■ Instructions to follow:
Filter the entries below, keeping only lines with the word "Uptime".

━━━ Provided records ━━━

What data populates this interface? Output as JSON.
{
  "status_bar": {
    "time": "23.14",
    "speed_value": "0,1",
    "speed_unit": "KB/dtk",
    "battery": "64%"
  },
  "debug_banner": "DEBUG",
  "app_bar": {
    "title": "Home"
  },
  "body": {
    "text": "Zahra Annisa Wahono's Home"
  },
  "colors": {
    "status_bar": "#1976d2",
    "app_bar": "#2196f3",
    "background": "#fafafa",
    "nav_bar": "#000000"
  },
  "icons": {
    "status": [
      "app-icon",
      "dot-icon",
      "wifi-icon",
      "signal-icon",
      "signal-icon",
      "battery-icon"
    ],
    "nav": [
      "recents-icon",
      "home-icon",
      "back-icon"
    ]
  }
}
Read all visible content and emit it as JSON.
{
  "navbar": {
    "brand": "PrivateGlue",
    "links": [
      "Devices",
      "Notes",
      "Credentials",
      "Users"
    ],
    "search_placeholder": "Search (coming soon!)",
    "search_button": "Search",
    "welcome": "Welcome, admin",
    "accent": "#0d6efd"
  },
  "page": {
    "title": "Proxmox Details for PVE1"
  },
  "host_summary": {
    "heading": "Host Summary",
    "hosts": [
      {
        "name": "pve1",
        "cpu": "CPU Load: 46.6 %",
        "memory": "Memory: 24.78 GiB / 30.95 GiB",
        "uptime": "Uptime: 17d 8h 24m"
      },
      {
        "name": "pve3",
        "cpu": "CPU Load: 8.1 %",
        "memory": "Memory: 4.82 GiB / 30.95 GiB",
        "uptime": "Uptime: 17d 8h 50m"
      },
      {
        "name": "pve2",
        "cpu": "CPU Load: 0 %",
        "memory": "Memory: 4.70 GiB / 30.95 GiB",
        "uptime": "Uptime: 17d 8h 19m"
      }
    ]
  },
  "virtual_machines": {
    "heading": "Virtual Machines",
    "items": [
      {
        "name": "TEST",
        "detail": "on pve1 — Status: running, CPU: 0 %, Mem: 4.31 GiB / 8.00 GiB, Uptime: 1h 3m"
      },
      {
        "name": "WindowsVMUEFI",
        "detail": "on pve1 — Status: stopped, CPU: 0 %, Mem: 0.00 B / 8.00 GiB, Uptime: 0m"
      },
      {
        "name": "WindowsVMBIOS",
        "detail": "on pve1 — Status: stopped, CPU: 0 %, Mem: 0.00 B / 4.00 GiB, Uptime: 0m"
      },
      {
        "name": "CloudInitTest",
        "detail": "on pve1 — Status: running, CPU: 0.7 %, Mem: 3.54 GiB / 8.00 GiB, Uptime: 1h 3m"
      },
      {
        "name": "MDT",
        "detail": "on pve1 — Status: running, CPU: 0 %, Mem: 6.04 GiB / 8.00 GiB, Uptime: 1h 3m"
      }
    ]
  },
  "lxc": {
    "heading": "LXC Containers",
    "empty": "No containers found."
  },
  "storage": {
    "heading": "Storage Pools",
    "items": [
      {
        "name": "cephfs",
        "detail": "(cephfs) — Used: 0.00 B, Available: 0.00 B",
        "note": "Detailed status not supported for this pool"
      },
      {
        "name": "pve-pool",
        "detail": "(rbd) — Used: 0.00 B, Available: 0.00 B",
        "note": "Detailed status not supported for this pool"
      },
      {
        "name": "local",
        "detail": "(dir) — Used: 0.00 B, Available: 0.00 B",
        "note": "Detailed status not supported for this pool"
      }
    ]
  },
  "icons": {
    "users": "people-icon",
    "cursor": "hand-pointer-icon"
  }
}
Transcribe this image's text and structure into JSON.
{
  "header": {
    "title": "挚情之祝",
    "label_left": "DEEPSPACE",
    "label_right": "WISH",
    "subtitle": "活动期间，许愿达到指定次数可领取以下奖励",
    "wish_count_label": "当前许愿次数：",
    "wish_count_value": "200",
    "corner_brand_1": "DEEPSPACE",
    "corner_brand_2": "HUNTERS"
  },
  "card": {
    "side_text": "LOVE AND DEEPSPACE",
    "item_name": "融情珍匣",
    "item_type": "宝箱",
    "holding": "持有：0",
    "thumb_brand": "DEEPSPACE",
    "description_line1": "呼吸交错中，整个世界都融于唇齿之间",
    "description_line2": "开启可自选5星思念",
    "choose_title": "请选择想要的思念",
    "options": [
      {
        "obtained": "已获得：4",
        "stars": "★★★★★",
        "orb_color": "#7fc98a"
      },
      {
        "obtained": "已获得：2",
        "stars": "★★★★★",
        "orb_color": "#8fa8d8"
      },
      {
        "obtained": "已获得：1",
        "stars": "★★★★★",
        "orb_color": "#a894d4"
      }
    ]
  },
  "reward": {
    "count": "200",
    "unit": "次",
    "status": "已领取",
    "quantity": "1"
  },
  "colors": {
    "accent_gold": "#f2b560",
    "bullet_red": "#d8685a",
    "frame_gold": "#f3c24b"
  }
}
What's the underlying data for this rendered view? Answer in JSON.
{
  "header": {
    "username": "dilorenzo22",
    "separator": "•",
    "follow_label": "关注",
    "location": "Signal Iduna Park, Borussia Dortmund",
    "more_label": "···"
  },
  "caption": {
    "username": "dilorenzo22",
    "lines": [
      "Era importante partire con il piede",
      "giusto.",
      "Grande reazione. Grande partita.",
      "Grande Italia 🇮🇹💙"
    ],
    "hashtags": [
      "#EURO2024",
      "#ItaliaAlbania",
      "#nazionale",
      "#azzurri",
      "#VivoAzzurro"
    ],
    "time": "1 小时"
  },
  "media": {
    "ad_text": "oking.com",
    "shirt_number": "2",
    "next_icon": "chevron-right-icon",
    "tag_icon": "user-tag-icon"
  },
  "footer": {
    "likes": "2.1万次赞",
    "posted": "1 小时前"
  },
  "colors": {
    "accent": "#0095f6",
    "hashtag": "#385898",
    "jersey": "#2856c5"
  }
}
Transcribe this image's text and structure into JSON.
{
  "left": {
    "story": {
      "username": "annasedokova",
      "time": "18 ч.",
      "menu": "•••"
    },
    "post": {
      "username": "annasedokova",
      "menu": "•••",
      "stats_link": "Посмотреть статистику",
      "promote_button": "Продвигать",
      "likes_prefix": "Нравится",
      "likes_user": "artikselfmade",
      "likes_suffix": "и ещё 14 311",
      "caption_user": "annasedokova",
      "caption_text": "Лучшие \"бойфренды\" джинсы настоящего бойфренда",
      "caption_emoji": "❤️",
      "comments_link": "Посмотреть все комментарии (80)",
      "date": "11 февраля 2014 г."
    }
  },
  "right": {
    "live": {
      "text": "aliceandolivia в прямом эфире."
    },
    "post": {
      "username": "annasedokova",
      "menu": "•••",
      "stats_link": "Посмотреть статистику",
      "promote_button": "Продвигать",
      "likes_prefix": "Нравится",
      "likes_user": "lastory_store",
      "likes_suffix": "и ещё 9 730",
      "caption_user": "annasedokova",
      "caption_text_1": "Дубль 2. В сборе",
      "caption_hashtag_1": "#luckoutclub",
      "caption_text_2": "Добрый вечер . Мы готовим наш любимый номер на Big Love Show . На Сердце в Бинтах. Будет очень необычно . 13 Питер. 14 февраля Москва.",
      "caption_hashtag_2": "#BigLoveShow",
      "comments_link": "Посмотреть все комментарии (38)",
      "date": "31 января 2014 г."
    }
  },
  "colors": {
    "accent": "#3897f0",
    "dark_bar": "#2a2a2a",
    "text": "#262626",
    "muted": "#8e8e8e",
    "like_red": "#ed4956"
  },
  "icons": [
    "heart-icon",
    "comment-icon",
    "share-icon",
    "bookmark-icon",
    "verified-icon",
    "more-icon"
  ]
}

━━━

■ Exercise response:
        "uptime": "Uptime: 17d 8h 24m"
        "uptime": "Uptime: 17d 8h 50m"
        "uptime": "Uptime: 17d 8h 19m"
        "detail": "on pve1 — Status: running, CPU: 0 %, Mem: 4.31 GiB / 8.00 GiB, Uptime: 1h 3m"
        "detail": "on pve1 — Status: stopped, CPU: 0 %, Mem: 0.00 B / 8.00 GiB, Uptime: 0m"
        "detail": "on pve1 — Status: stopped, CPU: 0 %, Mem: 0.00 B / 4.00 GiB, Uptime: 0m"
        "detail": "on pve1 — Status: running, CPU: 0.7 %, Mem: 3.54 GiB / 8.00 GiB, Uptime: 1h 3m"
        "detail": "on pve1 — Status: running, CPU: 0 %, Mem: 6.04 GiB / 8.00 GiB, Uptime: 1h 3m"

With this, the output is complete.